* _EXERCISE DIRECTIONS_:
Find the lines below that contain the word "visibility" and count them. Only the number should be given.

* _TASK MATERIAL_:
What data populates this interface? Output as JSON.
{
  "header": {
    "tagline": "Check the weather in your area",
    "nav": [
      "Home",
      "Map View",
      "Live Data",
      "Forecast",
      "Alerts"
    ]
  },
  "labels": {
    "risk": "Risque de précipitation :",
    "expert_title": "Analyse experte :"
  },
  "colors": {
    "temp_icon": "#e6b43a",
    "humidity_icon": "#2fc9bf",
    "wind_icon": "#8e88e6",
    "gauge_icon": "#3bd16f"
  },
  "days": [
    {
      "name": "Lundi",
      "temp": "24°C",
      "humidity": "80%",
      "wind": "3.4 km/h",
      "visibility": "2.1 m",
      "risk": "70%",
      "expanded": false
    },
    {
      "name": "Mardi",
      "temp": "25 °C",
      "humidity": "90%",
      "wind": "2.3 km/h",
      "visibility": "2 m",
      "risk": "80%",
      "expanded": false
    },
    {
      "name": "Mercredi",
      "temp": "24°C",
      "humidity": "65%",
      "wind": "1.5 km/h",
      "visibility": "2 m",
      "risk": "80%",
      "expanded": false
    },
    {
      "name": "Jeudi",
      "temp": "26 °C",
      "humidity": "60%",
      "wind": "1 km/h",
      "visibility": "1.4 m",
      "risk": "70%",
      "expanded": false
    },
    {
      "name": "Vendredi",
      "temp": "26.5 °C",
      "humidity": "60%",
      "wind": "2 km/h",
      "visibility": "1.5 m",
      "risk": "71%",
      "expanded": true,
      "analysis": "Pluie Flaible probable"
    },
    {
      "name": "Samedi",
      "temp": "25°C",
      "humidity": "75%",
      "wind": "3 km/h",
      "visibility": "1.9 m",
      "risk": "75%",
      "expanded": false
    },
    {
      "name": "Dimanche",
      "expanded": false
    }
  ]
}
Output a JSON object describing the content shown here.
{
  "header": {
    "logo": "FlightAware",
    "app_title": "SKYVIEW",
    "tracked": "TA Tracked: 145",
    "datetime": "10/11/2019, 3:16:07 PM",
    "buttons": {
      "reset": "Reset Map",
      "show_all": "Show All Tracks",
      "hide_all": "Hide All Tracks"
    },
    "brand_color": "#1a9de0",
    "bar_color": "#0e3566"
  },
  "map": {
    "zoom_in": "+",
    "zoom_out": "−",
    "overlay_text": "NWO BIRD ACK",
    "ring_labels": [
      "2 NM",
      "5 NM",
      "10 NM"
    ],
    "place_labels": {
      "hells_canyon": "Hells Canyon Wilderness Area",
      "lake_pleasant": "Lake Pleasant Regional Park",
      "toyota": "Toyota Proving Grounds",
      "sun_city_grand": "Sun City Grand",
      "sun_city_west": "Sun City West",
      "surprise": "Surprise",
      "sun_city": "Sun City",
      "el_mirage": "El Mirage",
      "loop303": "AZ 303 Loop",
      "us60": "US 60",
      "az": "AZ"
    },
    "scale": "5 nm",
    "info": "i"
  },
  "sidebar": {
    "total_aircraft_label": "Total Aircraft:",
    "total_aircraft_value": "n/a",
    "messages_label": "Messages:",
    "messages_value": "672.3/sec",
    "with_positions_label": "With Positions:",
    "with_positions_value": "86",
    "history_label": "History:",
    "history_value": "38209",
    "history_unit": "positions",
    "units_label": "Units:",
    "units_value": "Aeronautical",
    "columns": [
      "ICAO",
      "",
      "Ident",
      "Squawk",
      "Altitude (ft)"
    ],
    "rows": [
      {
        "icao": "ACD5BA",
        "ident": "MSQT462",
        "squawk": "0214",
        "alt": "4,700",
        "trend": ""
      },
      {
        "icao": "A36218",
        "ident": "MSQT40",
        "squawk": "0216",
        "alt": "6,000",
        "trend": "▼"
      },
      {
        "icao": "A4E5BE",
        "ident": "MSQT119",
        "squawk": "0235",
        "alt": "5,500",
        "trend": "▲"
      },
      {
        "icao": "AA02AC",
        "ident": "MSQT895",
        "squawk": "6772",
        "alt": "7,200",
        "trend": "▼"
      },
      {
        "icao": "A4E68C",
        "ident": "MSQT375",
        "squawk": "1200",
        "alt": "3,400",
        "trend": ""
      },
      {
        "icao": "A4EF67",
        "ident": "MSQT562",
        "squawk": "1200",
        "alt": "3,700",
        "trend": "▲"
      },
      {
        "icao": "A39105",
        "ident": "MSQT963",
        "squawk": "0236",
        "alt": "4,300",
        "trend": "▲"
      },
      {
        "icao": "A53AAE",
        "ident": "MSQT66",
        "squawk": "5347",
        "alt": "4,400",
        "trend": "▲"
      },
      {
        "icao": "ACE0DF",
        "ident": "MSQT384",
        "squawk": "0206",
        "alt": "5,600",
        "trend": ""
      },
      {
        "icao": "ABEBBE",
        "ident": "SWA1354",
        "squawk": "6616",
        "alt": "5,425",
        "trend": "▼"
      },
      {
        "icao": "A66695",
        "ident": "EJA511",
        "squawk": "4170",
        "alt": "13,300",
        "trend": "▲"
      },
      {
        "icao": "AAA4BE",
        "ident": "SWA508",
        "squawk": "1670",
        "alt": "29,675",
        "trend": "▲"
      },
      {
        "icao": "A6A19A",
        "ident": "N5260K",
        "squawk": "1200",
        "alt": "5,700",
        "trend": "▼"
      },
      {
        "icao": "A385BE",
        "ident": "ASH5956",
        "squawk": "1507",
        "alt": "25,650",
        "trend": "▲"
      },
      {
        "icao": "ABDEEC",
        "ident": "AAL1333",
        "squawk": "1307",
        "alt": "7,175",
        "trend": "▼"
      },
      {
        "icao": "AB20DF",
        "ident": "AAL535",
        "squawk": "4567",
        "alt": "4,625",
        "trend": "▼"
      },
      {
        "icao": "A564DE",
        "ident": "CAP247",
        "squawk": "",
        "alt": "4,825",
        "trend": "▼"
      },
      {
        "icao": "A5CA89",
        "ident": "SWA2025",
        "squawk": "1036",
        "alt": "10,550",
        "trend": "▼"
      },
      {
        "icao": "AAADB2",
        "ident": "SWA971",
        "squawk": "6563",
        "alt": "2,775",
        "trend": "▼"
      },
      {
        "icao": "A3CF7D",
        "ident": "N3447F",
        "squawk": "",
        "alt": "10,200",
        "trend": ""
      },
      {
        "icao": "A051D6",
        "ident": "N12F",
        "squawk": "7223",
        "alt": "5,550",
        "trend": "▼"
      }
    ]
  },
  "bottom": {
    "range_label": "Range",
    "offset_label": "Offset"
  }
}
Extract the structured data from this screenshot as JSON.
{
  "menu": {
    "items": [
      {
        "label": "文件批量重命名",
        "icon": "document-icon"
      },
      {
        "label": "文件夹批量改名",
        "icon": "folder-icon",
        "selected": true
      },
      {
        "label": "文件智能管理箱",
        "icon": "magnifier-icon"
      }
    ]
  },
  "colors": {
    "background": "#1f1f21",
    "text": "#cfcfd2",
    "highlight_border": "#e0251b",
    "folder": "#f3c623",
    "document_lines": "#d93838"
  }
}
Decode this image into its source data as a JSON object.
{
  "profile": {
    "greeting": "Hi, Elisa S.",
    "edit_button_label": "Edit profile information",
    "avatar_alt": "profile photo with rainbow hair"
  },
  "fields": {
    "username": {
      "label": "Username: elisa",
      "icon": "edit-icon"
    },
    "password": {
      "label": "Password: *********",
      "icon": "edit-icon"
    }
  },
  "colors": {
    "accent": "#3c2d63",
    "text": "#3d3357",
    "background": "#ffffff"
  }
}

* _SOLUTION TO THIS TASK_:
6